7 February 2013
Trade officials from 13 Commonwealth Pacific countries are meeting in Port Vila, the capital of Vanuatu, for a week-long training course on negotiating investment and trade deals.
Veniana Qalo, acting head of international trade at the Commonwealth Secretariat, said the training will assist countries to develop useful and relevant national trade policies and to participate effectively in negotiations for investment and trade agreements that benefit their people.
The workshop is a joint initiative between the Secretariat and the Office of the Chief Trade Adviser (OCTA), a body that helps countries in the region negotiate with their main trading partners - Australia and New Zealand.
Yuri Buraman from Nauru said: “I am learning a lot from the exercises and simulations. This is the first time I have gone through training on how to formulate trade policies. I believe I will be much better at my job when I return home.”
Sumbule Antas, Vanuatu Director of External Trade, said his department is in dire need of trained and skilled staff to handle the complex issues the country has to deal with in regional and international negotiations.
“I have only four members of staff, who have little experience in working on trade issues. In fact, some of them have only spent three months on the job. This training from the Commonwealth Secretariat is timely.”
The workshop accompanied the launch of a landmark Commonwealth publication for international investment negotiators in interpreting the complexity of investment agreements.
The handbook, ‘Integrating Sustainable Development into International Investment Agreements: A Guide for Developing Country Negotiators’, aims to enable Commonwealth governments to arrive at international investment agreements that support their development needs.
The Guide can also be used by countries negotiating bilateral investment treaties, while various provisions may also be suitable for inclusion in economic partnership agreements, preferential trading agreements and other international agreements relating to investment.
Ms Qalo said that for most developing countries, particularly those in the Pacific region, international investment agreements have not been very effective tools for attracting foreign direct investments.
“Sometimes, the balance between rights and obligations of the investor versus the host state has weighed in favour of the former, given the fact that these agreements are negotiated among unequal partners.
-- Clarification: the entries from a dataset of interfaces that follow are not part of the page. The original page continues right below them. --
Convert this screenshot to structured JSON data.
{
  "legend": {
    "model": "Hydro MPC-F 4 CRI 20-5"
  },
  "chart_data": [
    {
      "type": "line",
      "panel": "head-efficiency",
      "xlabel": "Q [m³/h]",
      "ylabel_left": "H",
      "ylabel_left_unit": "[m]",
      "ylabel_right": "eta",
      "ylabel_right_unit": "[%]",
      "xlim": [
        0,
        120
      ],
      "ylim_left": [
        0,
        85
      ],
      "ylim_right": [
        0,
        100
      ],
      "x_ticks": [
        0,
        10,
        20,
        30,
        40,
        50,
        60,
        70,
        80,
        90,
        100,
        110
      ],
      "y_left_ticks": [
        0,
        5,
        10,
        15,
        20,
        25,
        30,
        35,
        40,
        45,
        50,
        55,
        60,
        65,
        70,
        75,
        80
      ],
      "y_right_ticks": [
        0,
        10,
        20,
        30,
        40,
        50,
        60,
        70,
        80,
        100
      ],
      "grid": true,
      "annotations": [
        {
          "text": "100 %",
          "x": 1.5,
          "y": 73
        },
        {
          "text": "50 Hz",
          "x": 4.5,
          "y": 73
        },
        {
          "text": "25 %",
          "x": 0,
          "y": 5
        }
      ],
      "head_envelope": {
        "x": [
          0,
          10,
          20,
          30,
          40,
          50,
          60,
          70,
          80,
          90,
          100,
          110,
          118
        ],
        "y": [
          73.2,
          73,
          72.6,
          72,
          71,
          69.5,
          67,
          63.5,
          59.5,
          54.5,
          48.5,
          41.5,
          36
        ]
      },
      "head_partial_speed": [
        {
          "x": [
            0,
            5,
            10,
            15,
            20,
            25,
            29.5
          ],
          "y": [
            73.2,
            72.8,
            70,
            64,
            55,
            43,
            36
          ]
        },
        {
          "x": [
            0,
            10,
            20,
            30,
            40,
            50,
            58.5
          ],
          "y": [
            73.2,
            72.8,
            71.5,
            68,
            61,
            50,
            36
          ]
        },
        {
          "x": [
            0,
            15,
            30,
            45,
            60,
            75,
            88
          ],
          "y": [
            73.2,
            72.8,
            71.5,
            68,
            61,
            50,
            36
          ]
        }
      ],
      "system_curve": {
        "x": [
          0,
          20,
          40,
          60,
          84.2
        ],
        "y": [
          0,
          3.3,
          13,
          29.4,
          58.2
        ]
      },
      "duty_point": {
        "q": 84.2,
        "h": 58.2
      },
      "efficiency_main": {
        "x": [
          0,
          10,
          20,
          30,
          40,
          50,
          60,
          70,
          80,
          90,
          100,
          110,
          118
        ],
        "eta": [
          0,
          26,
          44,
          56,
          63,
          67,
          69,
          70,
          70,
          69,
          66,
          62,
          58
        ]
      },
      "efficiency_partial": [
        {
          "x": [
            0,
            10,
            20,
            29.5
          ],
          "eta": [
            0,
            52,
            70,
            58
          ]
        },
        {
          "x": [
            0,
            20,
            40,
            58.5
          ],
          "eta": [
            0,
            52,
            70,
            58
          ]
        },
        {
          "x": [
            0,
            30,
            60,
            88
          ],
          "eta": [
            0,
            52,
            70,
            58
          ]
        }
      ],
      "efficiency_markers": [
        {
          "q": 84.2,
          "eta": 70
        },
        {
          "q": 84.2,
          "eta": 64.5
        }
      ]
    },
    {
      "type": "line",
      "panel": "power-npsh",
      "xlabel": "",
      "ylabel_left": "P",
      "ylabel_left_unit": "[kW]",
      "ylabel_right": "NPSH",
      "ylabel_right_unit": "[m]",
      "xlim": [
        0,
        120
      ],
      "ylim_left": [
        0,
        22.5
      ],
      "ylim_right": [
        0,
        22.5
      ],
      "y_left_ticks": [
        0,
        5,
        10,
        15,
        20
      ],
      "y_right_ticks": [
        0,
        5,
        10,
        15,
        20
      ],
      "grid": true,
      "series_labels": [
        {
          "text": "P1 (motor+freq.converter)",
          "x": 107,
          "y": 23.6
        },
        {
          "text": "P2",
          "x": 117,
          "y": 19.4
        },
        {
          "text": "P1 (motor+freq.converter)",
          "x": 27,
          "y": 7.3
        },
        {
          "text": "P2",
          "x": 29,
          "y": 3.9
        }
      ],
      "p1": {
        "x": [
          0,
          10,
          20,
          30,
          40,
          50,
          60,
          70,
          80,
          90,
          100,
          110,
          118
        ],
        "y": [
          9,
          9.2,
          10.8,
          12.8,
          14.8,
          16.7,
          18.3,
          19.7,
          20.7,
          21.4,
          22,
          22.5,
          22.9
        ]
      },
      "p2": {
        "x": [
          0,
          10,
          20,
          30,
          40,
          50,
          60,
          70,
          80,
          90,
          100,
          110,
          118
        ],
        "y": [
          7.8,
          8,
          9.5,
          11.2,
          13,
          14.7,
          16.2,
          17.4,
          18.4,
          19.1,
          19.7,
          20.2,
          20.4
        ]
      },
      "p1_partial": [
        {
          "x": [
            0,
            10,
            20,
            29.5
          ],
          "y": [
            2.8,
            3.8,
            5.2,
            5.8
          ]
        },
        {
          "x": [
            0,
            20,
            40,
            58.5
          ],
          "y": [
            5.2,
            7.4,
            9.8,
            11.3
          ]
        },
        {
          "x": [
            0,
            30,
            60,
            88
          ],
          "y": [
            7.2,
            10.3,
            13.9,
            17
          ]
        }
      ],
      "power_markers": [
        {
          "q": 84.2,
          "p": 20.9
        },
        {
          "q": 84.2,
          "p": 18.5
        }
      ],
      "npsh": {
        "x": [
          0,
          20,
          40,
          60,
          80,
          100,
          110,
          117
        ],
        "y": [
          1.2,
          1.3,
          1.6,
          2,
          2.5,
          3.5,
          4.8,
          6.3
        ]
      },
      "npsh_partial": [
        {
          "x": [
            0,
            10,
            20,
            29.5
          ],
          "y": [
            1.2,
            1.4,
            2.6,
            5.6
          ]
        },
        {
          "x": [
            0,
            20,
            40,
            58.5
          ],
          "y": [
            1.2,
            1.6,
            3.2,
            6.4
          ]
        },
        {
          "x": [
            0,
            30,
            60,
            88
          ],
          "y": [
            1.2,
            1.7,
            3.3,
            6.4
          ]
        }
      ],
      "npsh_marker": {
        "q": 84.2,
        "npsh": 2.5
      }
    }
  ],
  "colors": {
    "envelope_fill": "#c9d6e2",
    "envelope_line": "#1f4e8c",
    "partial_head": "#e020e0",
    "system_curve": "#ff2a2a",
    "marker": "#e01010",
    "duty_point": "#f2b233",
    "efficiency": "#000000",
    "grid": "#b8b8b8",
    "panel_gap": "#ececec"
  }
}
It is for this reason that the Commonwealth undertook a process to come up with this Guide, which helps to strike a balance between the interests of both parties.”
Ms Qalo explained that the Guide identifies new ways to modify traditional investment agreements that often left host countries with limited flexibility. It also describes new types of sustainable development provisions for inclusion in future agreements, such as human rights, labour rights, environmental protection and corruption, and explains implications of investment agreements and evaluates their costs and benefits.
The Guide is a useful tool for negotiators, but also for use as a teaching aid at universities for students of international trade, law and investment, she added.
Dr Edwini Kessie, the Chief Trade Adviser at OCTA, welcomed the publication and recommended it for use by anyone interested in trade and investment issues in the Pacific, saying that “investment is a key component for promoting trade”.
“Good quality investments provide the basis for production of goods and services for export trade in a country. And this region really needs a lot of good investments to realise their trade objectives,” he said.
“Whatever we can do to assist countries in the region to make sound investments is very welcome, and this Commonwealth guide goes a long way to serve that purpose.”
Mere Falemaka, Director of Trade and Investment at the Melanesian Spearhead Group Secretariat, a regional intergovernmental body, thanked the Commonwealth for keeping the issues of small states in the Pacific on its agenda.
“We are delighted that the Commonwealth has kept the Pacific on its radar all the time. The first consultations for developing this Guide took place in the Pacific. We are happy that the Commonwealth has come back to show and share with us the product of that consultation,” Ms Falekama said.